Sunday, 15 November 2009

Art for Art's Sake?

Blond Bather - Auguste Renoir

She exudes youth and fecundity but also a certain wisdom. Is this her knowledge or does it belong to Renoir? The upturned mouth and the heaviness of her eyes suggest inevitability, an acceptance.

She is in concord with her surroundings; has become one with the sea and the land. There on her rock, the short expanse of blue-black separates her from an accessible civilisation just beyond. But this distance does not exclude her.

To a child, she may be a mermaid. To a woman, hope. To a man, desire.

Have you ever seen a work of art that you must step into? Something so commanding that it consumes you and you lose yourself in its beauty, its devilment, its mysteriousness? You become for a while entwined, inseparable? You live in that space for a few seconds, minutes, hours? Your perception is altered or you glimpse another way of being? Of feeling?

Or maybe not? Because that is just as valid too, isn’t it?


  1. I'd like to create a gallery of the works of art, etc, that you mention. If you'd like these to be included, please message me on twitter or facebook with the link and I'll put them all up on a subsequent post. Thanks x

  2. I spent a good part of the eighties visiting museums, educating myself on what naturally appealed to me. I remember feeling a swirl of excitement when I viewed a collection of the most significant impressionist that spawned out of the turn of the 20th century.

    Gustave Caillebotte and his brilliant use of light

    Van Gogh and his Reaper under the days sun exuding a moment of hope in his painful life

    The ethereal sexiness of Monet

    The struggle of the identity of women with Cassatt

    Impressionism is all about emotion; through the brush strokes to the color. The subject reaches inward and you are allowed to feel a painting.

    . . . and yes, I cried when I saw some of the originals.

  3. So many, too many to choose from! But whenever I go to Tate Modern I sit in the room of Rothko's Seagram Murals...megalithic, sombre, shifting and mythic...and have my perception altered

  4. Only one painting has ever actually stopped me in my tracks. "Christ of St John on the Cross" by Dali:

    I still don't know why. I'm not especially religious, it doesn't make me think of anything in particular, it doesn't evoke any identifiable emotions... I just fall into it. Maybe it's a much-needed holiday for my brain?

    When I lived in Glasgow I had to visit the painting at least once a month, and each visit meant standing stock still lost in the image for at least ten minutes. Something that powerful you just don't analyse I guess.

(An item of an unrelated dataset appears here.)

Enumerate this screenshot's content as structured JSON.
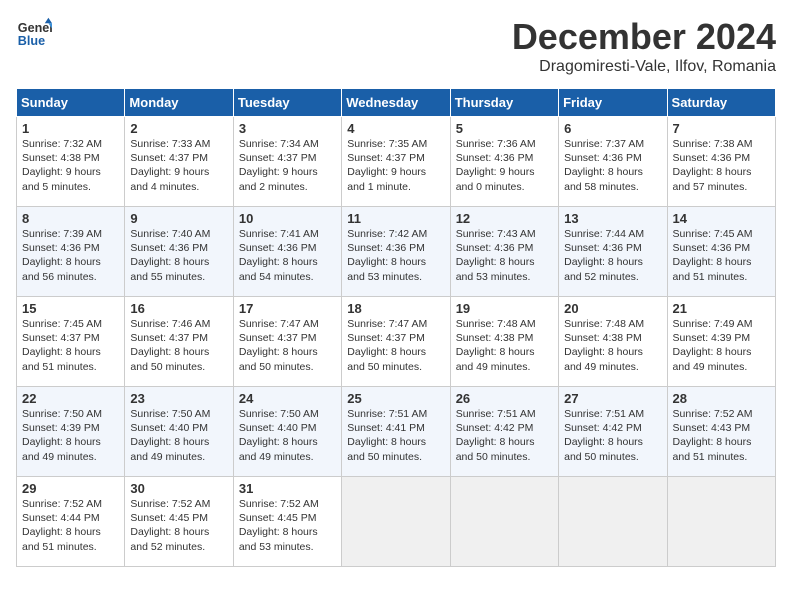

  5. Dali's "The Temptation of Saint Anthony" is the one that does it for me. Once you get away from the scary horse at the front, the idea of long legged elephants has always appealed to me.

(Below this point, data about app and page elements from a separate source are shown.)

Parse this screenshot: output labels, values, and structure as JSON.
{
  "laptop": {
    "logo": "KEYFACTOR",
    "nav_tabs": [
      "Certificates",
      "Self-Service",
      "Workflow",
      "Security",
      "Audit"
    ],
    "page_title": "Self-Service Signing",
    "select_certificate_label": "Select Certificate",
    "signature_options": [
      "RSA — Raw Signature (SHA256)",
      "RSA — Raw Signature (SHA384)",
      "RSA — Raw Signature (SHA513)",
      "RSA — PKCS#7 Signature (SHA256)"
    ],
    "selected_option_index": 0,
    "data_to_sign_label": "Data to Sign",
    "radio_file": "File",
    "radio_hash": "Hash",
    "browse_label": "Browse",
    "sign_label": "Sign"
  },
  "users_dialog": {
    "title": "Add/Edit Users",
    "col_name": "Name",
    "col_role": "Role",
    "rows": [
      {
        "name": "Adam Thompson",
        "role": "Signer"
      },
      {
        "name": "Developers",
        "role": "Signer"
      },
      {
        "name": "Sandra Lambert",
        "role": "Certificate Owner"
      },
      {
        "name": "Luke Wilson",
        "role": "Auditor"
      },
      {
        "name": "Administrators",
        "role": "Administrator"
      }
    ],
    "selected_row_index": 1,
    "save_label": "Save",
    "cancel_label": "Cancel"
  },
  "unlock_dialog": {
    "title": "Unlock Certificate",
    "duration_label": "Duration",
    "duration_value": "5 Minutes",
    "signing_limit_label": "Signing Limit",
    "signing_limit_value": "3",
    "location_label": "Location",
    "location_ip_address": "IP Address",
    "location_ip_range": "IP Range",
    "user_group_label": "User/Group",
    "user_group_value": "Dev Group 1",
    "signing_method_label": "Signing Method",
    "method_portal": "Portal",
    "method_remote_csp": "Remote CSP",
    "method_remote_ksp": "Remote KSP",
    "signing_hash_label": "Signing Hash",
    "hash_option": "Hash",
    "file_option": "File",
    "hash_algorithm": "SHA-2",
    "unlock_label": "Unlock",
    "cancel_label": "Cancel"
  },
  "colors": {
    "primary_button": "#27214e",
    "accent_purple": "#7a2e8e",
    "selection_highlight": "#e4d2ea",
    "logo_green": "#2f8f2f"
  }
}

  6. WhenI first saw this post I was very excited as art is one of my "things", I had every intention of being very gushing on the subject - siting loads of paintings/sculptures/installations that I love - unsurprisingly I ended up not writing anything at all, so... paintings I could walk into are many - anything by John Miller (the blue/cream, beach/sea ones that I often try & recreate),anything by Turner - to experience the quality of his light (could it actually exist in the real world?)I'm not so keen on "traditional" oil paintings of animals/countryside/galleons - you know what I mean. I used to have a very poor opinion of "modern" art, but now it's one of my favourite fields - I think there's very much an element of the Emperor's New Clothes involved, with more than a few chancers churning out talentless/thoughtless garbage which is swallowed by the critics (but not often by the public). Most of all, I like the fact that modern art promotes reaction & discussion. I find art everywhere - I can sit on a bench and watch the clouds making ever changing awe inspiring art, watch a river and be amazed at the shimmering play of light on the water, pretty much everything is amazing if you look at it with a child's innocence and wonder...

  7. For years I've been haunted by Anthony Van Dyck's "Venetia Stanley, Lady Digby on her Deathbed".

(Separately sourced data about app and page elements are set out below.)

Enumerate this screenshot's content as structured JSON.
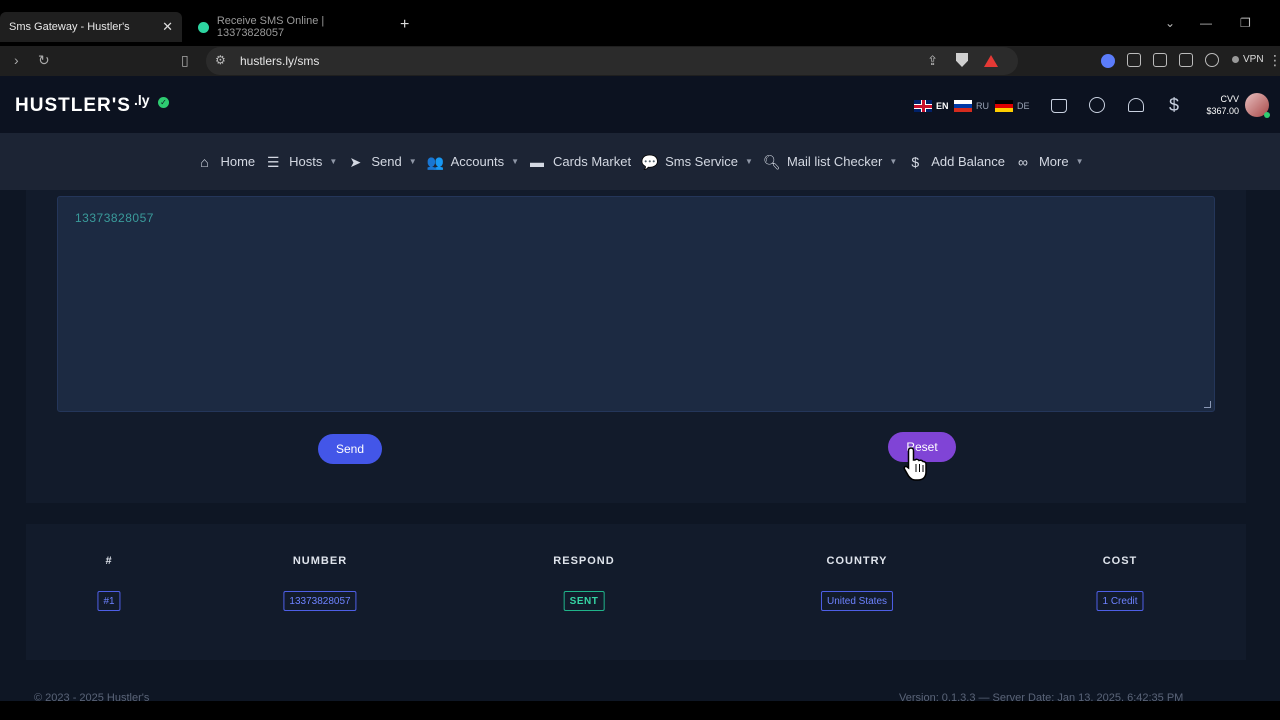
{
  "browser": {
    "tabs": [
      {
        "title": "Sms Gateway - Hustler's",
        "active": true
      },
      {
        "title": "Receive SMS Online | 13373828057",
        "active": false
      }
    ],
    "url": "hustlers.ly/sms",
    "vpn_label": "VPN"
  },
  "header": {
    "logo": "HUSTLER'S",
    "logo_suffix": ".ly",
    "languages": [
      {
        "code": "EN",
        "flag": "uk-flag"
      },
      {
        "code": "RU",
        "flag": "russia-flag"
      },
      {
        "code": "DE",
        "flag": "germany-flag"
      }
    ],
    "balance_label": "CVV",
    "balance_value": "$367.00"
  },
  "nav": {
    "items": [
      {
        "label": "Home",
        "icon": "home-icon",
        "caret": false
      },
      {
        "label": "Hosts",
        "icon": "server-icon",
        "caret": true
      },
      {
        "label": "Send",
        "icon": "paper-plane-icon",
        "caret": true
      },
      {
        "label": "Accounts",
        "icon": "users-icon",
        "caret": true
      },
      {
        "label": "Cards Market",
        "icon": "credit-card-icon",
        "caret": false
      },
      {
        "label": "Sms Service",
        "icon": "sms-icon",
        "caret": true
      },
      {
        "label": "Mail list Checker",
        "icon": "search-icon",
        "caret": true
      },
      {
        "label": "Add Balance",
        "icon": "dollar-icon",
        "caret": false
      },
      {
        "label": "More",
        "icon": "link-icon",
        "caret": true
      }
    ]
  },
  "form": {
    "textarea_value": "13373828057",
    "send_label": "Send",
    "reset_label": "Reset"
  },
  "table": {
    "headers": [
      "#",
      "NUMBER",
      "RESPOND",
      "COUNTRY",
      "COST"
    ],
    "rows": [
      [
        "#1",
        "13373828057",
        "SENT",
        "United States",
        "1 Credit"
      ]
    ]
  },
  "footer": {
    "copyright": "© 2023 - 2025 Hustler's",
    "version": "Version: 0.1.3.3 — Server Date: Jan 13, 2025, 6:42:35 PM"
  },
  "colors": {
    "accent_blue": "#4356e8",
    "accent_purple": "#8044d6",
    "status_green": "#35d3a3"
  }
}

    Venetia was the wife of Sir Kenelm Digby, a seventeenth-century courtier, natural philosopher and alchemist, and may have been accidentally poisoned by medicines devised by her husband in an attempt to preserve her beauty.

    Whatever the truth may have been, Digby was so distressed by her death that he had casts made of her hands and face, and a portrait painted by Anthony Van Dyck, another alchemist.

    Perhaps this explains Digby's later fascination with the possibility of recreating life by alchemical means.

    Ever since I first saw the picture I've found it heavy with hidden meanings, and even more so once I started researching Digby's life, but I'm still unsure about its true message.